## Supplied entries
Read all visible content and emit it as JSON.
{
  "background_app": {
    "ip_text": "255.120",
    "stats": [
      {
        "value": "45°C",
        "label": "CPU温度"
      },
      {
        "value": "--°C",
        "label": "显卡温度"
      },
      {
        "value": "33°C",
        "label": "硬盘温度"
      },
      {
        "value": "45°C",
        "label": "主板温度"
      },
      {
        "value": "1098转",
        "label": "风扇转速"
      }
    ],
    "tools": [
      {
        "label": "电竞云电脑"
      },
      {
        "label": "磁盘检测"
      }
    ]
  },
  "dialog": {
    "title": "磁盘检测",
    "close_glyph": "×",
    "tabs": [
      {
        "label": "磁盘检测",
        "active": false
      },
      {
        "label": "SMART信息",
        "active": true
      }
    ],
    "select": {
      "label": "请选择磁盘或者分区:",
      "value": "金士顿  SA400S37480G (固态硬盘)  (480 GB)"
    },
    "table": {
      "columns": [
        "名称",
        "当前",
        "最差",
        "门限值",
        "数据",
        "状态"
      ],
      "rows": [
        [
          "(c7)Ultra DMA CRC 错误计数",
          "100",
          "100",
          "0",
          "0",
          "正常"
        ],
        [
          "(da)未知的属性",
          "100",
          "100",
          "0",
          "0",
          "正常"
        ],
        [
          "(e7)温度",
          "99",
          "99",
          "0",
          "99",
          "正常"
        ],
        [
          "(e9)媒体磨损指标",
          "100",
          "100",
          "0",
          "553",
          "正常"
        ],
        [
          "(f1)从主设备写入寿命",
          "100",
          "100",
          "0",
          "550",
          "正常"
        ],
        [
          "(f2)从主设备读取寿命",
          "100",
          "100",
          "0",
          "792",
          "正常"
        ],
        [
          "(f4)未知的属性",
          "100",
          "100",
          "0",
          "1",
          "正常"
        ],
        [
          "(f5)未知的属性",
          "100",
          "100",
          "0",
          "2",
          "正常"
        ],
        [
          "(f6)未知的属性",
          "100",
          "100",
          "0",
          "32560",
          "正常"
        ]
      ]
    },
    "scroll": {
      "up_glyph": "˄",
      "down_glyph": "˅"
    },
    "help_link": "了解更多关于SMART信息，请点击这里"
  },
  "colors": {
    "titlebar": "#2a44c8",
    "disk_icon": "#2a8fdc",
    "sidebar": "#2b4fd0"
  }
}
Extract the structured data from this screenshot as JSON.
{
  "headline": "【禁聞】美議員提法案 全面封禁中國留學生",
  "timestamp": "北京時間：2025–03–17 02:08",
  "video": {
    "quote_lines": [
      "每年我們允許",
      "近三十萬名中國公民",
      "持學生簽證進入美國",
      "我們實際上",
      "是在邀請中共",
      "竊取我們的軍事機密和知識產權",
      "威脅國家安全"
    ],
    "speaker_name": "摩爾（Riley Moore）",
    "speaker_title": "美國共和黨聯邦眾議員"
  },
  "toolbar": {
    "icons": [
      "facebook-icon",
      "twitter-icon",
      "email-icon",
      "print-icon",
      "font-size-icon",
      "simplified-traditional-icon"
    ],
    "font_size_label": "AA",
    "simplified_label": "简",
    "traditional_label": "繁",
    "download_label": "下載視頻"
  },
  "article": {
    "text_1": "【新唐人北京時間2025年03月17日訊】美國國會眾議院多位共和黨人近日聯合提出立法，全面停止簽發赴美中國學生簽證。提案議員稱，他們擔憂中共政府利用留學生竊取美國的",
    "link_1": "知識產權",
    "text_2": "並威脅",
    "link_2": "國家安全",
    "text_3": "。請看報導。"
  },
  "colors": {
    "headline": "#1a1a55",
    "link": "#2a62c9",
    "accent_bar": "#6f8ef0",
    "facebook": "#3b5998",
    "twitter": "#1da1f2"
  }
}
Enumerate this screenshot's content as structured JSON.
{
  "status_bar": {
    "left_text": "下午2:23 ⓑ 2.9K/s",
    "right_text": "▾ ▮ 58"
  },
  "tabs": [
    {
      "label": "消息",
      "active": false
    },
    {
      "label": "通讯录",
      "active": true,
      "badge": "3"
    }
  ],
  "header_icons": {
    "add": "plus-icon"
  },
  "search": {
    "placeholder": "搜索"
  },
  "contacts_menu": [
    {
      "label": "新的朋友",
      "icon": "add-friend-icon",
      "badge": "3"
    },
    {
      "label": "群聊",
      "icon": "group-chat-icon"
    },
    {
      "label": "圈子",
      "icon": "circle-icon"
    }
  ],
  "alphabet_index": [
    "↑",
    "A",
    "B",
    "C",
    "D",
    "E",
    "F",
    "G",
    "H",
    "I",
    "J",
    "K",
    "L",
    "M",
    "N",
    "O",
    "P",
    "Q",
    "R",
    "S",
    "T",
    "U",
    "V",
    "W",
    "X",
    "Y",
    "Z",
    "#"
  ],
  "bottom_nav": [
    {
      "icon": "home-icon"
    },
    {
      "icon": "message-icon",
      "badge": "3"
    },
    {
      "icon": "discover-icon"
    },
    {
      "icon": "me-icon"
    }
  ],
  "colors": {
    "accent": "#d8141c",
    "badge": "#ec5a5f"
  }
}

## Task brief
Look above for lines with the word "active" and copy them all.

## Output for this exercise
        "active": false
        "active": true
      "active": false
      "active": true,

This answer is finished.